Section author: Adam Scott <>

1.13.4. Optimizing queries

  • Most of the time, if you reduce the number of rows the query “scans”, you will get your results back faster.

    See the discussion on the LIMIT clause in SQL Basics and Gotchas

  • Instead of SELECT *, select only the specific columns of interest. This is true in general. Instead of selecting 20 columns, select only the ones you need. If you are choosing between two columns to select, pick the one that is smaller in size.

  • If the query JOIN’s one or more tables, be sure the columns you are joining on are indexed.

    To find out if a column is indexed, one way is to lookup the table and see if the column is in bold here Data Lab query webpage

  • To take advantage of indexed columns, be sure to not wrap them in functions such as AVG(), SUM(), or any other function call.

SELECT expnum, fieldid  FROM smash_dr1.exposure e
 WHERE CAST(e.expnum AS INTEGER) > 187566;

Since we put CAST() around e.expnum, even if the expnum column is indexed, it will be slow as the index will be ignored. (This example would not be significant since the exposure table has 5,809 rows–related to the first point above to reduce the number of rows the query scans).

  • When querying an indexed column, if you can add a WHERE clause and you can also query another indexed column mentioned in the WHERE clause, most often the results return more quickly than just using a single indexed column.

Consider the abstracted SELECT.

SELECT <<something>> FROM <<something>> WHERE
<<condition 1>> AND
<<condition 2>> AND
<<condition ...>> AND
<<condition N>>;

The more conditions you can provide on any indexed column, generally the better.

  • Sorting is a relatively expensive operation. If you do not need to order the results, removing the ORDER BY will greatly speed up the results. (GROUP BY also forces a sort.)

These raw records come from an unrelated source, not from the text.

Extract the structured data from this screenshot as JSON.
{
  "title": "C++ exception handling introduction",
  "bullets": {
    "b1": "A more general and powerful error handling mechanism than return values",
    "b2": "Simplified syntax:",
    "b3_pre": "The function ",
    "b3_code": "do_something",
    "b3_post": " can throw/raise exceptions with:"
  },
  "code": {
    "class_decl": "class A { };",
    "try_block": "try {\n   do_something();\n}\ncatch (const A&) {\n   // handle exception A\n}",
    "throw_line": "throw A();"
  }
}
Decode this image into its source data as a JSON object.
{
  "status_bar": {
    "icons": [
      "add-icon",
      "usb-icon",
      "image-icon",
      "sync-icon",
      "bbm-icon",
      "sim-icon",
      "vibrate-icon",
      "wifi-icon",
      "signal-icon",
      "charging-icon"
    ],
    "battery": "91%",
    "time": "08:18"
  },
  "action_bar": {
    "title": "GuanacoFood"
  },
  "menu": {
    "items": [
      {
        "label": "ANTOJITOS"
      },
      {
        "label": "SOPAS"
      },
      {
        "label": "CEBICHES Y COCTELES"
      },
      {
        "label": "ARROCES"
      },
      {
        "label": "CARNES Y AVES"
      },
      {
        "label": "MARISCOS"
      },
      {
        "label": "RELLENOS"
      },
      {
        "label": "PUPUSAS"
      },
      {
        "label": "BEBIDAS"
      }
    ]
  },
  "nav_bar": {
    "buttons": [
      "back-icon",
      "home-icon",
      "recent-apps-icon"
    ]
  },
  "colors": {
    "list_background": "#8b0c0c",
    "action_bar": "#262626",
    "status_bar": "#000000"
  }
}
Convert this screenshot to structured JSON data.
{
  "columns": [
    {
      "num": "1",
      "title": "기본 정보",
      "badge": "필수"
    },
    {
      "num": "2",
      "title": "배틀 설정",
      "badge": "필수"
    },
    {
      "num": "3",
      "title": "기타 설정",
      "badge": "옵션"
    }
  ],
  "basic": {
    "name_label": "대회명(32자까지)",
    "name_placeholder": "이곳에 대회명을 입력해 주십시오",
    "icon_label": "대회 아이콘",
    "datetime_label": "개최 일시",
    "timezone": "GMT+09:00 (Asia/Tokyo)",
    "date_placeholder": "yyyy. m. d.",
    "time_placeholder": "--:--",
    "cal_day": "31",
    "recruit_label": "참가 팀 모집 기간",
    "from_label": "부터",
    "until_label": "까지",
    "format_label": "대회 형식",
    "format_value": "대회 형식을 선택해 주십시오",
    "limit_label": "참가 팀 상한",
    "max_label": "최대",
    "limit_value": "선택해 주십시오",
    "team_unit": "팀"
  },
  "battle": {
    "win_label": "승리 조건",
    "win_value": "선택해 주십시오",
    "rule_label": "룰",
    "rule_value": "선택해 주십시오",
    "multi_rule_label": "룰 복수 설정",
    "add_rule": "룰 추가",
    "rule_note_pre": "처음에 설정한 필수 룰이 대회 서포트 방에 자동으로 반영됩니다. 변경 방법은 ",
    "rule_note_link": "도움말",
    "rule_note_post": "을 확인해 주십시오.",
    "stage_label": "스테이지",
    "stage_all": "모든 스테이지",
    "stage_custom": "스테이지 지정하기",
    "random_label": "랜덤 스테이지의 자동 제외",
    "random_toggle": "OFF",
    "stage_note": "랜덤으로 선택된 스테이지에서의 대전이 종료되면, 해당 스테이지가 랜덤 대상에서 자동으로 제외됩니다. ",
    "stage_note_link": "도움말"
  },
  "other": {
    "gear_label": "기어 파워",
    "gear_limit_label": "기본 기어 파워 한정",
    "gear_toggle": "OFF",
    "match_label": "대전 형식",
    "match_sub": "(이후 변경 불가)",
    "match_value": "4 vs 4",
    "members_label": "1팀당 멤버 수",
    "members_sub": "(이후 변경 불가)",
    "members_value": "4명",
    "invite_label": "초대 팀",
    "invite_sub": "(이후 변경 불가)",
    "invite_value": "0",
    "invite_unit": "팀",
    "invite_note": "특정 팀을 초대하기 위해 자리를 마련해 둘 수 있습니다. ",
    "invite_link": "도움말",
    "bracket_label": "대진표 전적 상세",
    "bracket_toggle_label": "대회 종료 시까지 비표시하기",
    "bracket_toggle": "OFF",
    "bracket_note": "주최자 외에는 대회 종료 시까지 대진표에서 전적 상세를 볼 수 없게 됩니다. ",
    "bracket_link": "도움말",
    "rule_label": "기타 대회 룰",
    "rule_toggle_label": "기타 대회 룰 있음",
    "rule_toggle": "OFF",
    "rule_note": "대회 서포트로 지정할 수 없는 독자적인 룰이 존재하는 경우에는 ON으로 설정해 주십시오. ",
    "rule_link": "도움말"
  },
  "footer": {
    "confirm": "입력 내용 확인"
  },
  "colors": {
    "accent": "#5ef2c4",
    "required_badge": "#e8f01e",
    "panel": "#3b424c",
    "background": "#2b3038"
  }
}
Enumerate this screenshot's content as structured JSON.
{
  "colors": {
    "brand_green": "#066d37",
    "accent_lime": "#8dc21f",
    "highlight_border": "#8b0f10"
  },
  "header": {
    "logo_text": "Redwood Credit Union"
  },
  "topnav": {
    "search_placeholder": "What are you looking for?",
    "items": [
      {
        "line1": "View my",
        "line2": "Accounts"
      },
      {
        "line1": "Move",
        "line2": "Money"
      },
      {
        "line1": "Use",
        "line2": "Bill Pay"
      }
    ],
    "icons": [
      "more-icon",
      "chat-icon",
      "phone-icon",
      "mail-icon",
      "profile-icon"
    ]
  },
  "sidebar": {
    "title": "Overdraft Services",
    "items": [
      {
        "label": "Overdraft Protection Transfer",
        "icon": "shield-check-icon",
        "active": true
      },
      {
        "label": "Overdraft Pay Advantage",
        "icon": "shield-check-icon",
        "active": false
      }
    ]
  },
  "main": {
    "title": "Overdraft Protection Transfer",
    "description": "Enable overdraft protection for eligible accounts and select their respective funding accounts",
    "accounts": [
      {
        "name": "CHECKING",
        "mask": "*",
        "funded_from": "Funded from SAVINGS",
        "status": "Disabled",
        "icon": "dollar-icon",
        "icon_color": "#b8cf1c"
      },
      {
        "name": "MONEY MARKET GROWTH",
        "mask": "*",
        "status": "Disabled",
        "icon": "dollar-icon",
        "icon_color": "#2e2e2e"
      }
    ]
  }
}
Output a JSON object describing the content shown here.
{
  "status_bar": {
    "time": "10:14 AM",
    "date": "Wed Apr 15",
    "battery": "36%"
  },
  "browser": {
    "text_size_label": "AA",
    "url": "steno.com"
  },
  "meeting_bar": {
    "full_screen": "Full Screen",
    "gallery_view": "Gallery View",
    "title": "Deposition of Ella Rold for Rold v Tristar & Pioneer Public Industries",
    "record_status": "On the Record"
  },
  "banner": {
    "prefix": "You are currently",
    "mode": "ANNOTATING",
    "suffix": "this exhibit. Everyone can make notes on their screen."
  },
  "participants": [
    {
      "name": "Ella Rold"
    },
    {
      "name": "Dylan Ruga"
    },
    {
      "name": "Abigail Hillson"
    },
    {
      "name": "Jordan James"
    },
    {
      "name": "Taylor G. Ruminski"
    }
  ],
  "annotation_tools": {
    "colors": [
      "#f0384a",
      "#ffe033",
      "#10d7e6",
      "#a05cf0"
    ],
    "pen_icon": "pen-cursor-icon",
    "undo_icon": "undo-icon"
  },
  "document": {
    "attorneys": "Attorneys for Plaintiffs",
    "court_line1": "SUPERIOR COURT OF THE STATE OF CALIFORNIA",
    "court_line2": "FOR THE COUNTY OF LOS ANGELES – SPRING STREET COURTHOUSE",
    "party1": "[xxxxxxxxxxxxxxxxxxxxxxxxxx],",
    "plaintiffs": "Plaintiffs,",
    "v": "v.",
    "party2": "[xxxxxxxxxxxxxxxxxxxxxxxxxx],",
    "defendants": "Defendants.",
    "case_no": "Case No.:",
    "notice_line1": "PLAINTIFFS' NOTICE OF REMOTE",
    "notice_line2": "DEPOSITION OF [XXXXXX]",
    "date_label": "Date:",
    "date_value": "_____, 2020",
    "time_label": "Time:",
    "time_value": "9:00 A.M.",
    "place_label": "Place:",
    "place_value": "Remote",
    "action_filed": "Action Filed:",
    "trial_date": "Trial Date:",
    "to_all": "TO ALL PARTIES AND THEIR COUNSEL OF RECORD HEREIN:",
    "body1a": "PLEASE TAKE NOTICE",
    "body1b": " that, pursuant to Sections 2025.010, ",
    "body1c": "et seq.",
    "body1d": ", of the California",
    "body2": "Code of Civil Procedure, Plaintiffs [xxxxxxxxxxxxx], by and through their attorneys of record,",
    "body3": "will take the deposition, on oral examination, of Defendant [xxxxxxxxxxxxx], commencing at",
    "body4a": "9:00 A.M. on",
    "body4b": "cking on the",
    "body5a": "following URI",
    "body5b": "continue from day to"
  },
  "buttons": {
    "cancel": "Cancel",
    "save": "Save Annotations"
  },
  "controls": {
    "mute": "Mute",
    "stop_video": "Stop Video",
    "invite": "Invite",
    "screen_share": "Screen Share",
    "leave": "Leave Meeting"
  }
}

  • Indexing columns having only one value in their rows is a waste since all rows satisfy (the database still has to scan through all the rows). Thus, using a WHERE clause on an indexed column having unique values will perform better than an indexed column with fewer unique values.

  • If you search for values in a non-indexed column, the database will search through every row. Add a condition in the where clause for an indexed column to narrow your search.

Here is a query on a table on an un-indexed column.

SELECT ra, dec FROM ls_dr3.tractor t
 WHERE g_r between 0.3 and 1.1;

In the example, where g_r is not indexed (as of this writing), the database will scan across over 330 GB of data, requiring over 10 minutes to run. (The entire tractor table is over 524 million rows).

If you add more conditions in the where clause on indexed columns you can drastically reduce the running time as in the following example (2 minutes to run).

SELECT ra, dec from ls_dr3.tractor_cs t
 WHERE g_r between 0.3 and 1.1
       AND mag_g between 20.5 and 21;

Why not index everything? The main reason is some columns do not have varied enough values, so the planner will then not use an index on those columns. Indexes also take up disk space.

  • If you are exploring the data, try reducing the number of calculations. Or try using simpler calculations: Division is more time consuming than multiplying. Some division operations can be changed into multiplication (e.g. x/10 = x * 0.10)

  • Avoid doing string or text manipulations as they are CPU-intensive operations.

  • If you are doing all of the suggestions above and the query is still slow, you may have hit an optimization wall where we are limited by hardware performance. In the future look for more parallel options to run queries across multiple CPUs and nodes. Presently we have parallel query in place which works well for aggregate queries on large tables, though it still has limited use. Future versions will support parallel operations on even more queries.